[wzslider autoplay=”true”]Street Alifakovac is located on the eastern area of the old city. The old name of this street was Mali Alifakovac and Veliki Alifakovac, since this street was connected with an area called Alifakovac.
Alifakovac Street is located on the left bank of Miljacka River. It starts from Seher-Cehajin Bridge next to the City Hall, then leads to the east through the eponymous settlement Alifakovac, then beneath turbe where it meets with Podcarina Street. Part of the city through which the street leads is known as Alifakovac, and includes several of the local streets with considerable history and tourist value. Following folk etymology, the name came from Ali Ufak, the legendary scholar and shaykh from the earlier history of Sarajevo, who was traditionally buried in the cemetery of Alifakovac.
It consists of Mali and Veliki Alifakovac, and when you come to the top of the street, you are welcomed by a large stone paved plateau, around which is located a cemetery which intersected roads leading to multiple sides: towards Babica garden, Kozja Cuprija, Ciljegovici, Magoda-Megara, Mali and Veliki Alifakovac. At the center of the cemetery, on its most prominent point, there are two small stone open turbe on stilts, and around them are scattered white tombstones in all directions. The whole picture is completed by an old fountain.

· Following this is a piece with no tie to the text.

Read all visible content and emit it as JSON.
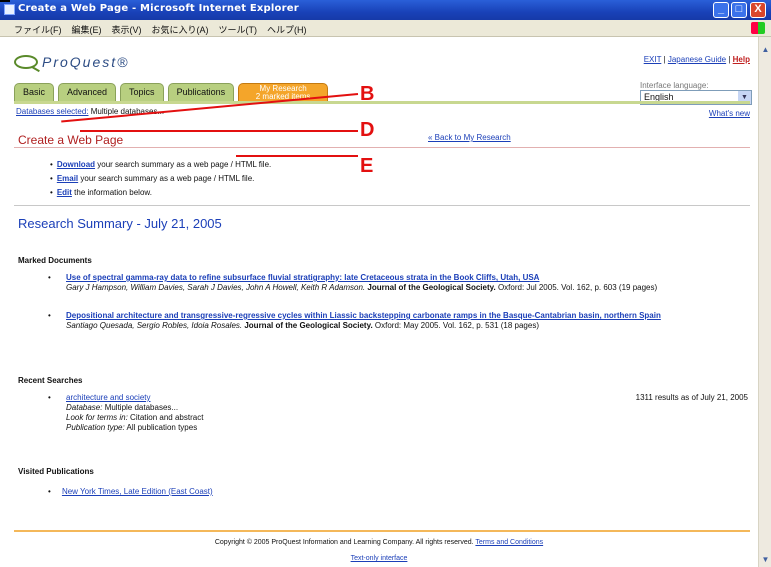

The oldest known name of this street was Carina. This name was registered in the first plan of the city back in 1882, and it was given long time ago because somewhere on the road with a similar name, goods were getting clear of customs which, from the East side, were brought on the Sarajevo market.
After 1996, it got its old name back, Veliki Alifakovac, as it is still called like that.
At the end of the street there are two, for this part of the city, significant buildings – Inat kuca (House of Spite) and Hadzijska or, as it is also called, Vekil-Harac mosque.
Inat House was once on the other side of Miljacka, where is located the City Hall now, but, due to the construction of the City Hall, it got moved to the other side, where it is now. Today it is a restaurant, and an interesting inscription can be seen on it: “I was once on that side, but I crossed over here out of spite.”